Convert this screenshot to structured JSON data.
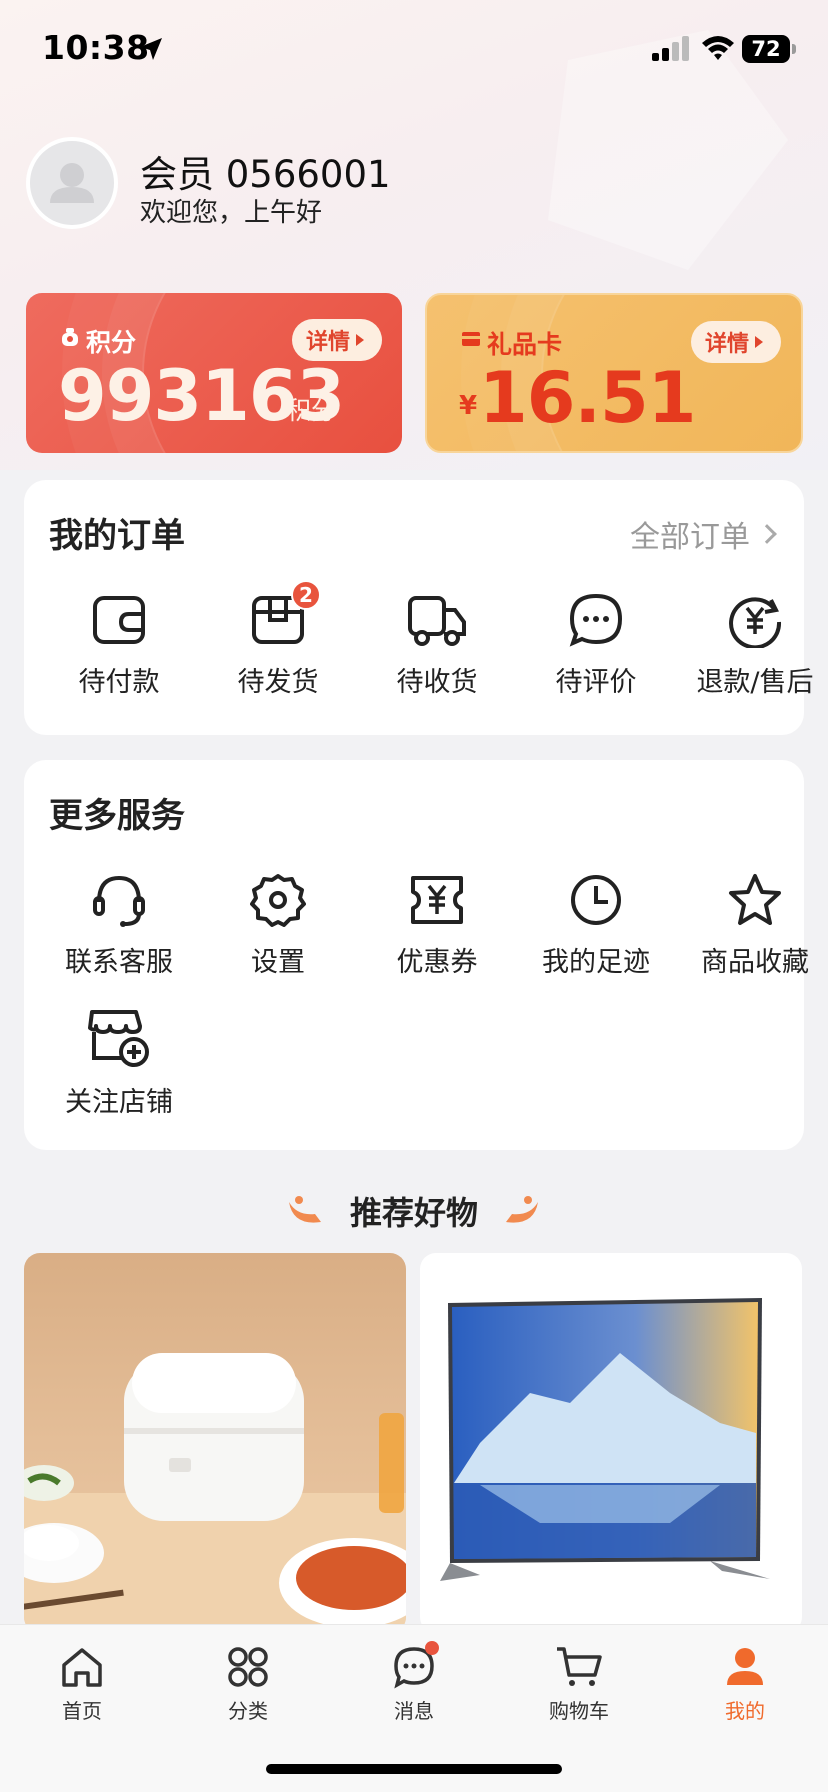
{
  "status_bar": {
    "time": "10:38",
    "battery": "72"
  },
  "profile": {
    "member_name": "会员 0566001",
    "greeting": "欢迎您，上午好"
  },
  "points_card": {
    "label": "积分",
    "detail": "详情",
    "value": "993163",
    "unit": "积分"
  },
  "gift_card": {
    "label": "礼品卡",
    "detail": "详情",
    "currency": "¥",
    "value": "16.51"
  },
  "orders": {
    "title": "我的订单",
    "all_orders": "全部订单",
    "items": [
      {
        "label": "待付款",
        "icon": "wallet-icon"
      },
      {
        "label": "待发货",
        "icon": "box-icon",
        "badge": "2"
      },
      {
        "label": "待收货",
        "icon": "truck-icon"
      },
      {
        "label": "待评价",
        "icon": "chat-icon"
      },
      {
        "label": "退款/售后",
        "icon": "refund-icon"
      }
    ]
  },
  "services": {
    "title": "更多服务",
    "items": [
      {
        "label": "联系客服",
        "icon": "headset-icon"
      },
      {
        "label": "设置",
        "icon": "gear-icon"
      },
      {
        "label": "优惠券",
        "icon": "coupon-icon"
      },
      {
        "label": "我的足迹",
        "icon": "clock-icon"
      },
      {
        "label": "商品收藏",
        "icon": "star-icon"
      },
      {
        "label": "关注店铺",
        "icon": "store-add-icon"
      }
    ]
  },
  "recommend": {
    "title": "推荐好物"
  },
  "tab_bar": {
    "items": [
      {
        "label": "首页",
        "icon": "home-icon"
      },
      {
        "label": "分类",
        "icon": "category-icon"
      },
      {
        "label": "消息",
        "icon": "message-icon"
      },
      {
        "label": "购物车",
        "icon": "cart-icon"
      },
      {
        "label": "我的",
        "icon": "profile-icon",
        "active": true
      }
    ]
  },
  "colors": {
    "accent": "#f06a2c",
    "points_card": "#e8503f",
    "gift_card": "#f1b659",
    "badge": "#e8543d"
  }
}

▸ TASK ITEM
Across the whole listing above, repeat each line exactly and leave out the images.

▸ OUTPUT
Convert this screenshot to structured JSON data.
{
  "status_bar": {
    "time": "10:38",
    "battery": "72"
  },
  "profile": {
    "member_name": "会员 0566001",
    "greeting": "欢迎您，上午好"
  },
  "points_card": {
    "label": "积分",
    "detail": "详情",
    "value": "993163",
    "unit": "积分"
  },
  "gift_card": {
    "label": "礼品卡",
    "detail": "详情",
    "currency": "¥",
    "value": "16.51"
  },
  "orders": {
    "title": "我的订单",
    "all_orders": "全部订单",
    "items": [
      {
        "label": "待付款",
        "icon": "wallet-icon"
      },
      {
        "label": "待发货",
        "icon": "box-icon",
        "badge": "2"
      },
      {
        "label": "待收货",
        "icon": "truck-icon"
      },
      {
        "label": "待评价",
        "icon": "chat-icon"
      },
      {
        "label": "退款/售后",
        "icon": "refund-icon"
      }
    ]
  },
  "services": {
    "title": "更多服务",
    "items": [
      {
        "label": "联系客服",
        "icon": "headset-icon"
      },
      {
        "label": "设置",
        "icon": "gear-icon"
      },
      {
        "label": "优惠券",
        "icon": "coupon-icon"
      },
      {
        "label": "我的足迹",
        "icon": "clock-icon"
      },
      {
        "label": "商品收藏",
        "icon": "star-icon"
      },
      {
        "label": "关注店铺",
        "icon": "store-add-icon"
      }
    ]
  },
  "recommend": {
    "title": "推荐好物"
  },
  "tab_bar": {
    "items": [
      {
        "label": "首页",
        "icon": "home-icon"
      },
      {
        "label": "分类",
        "icon": "category-icon"
      },
      {
        "label": "消息",
        "icon": "message-icon"
      },
      {
        "label": "购物车",
        "icon": "cart-icon"
      },
      {
        "label": "我的",
        "icon": "profile-icon",
        "active": true
      }
    ]
  },
  "colors": {
    "accent": "#f06a2c",
    "points_card": "#e8503f",
    "gift_card": "#f1b659",
    "badge": "#e8543d"
  }
}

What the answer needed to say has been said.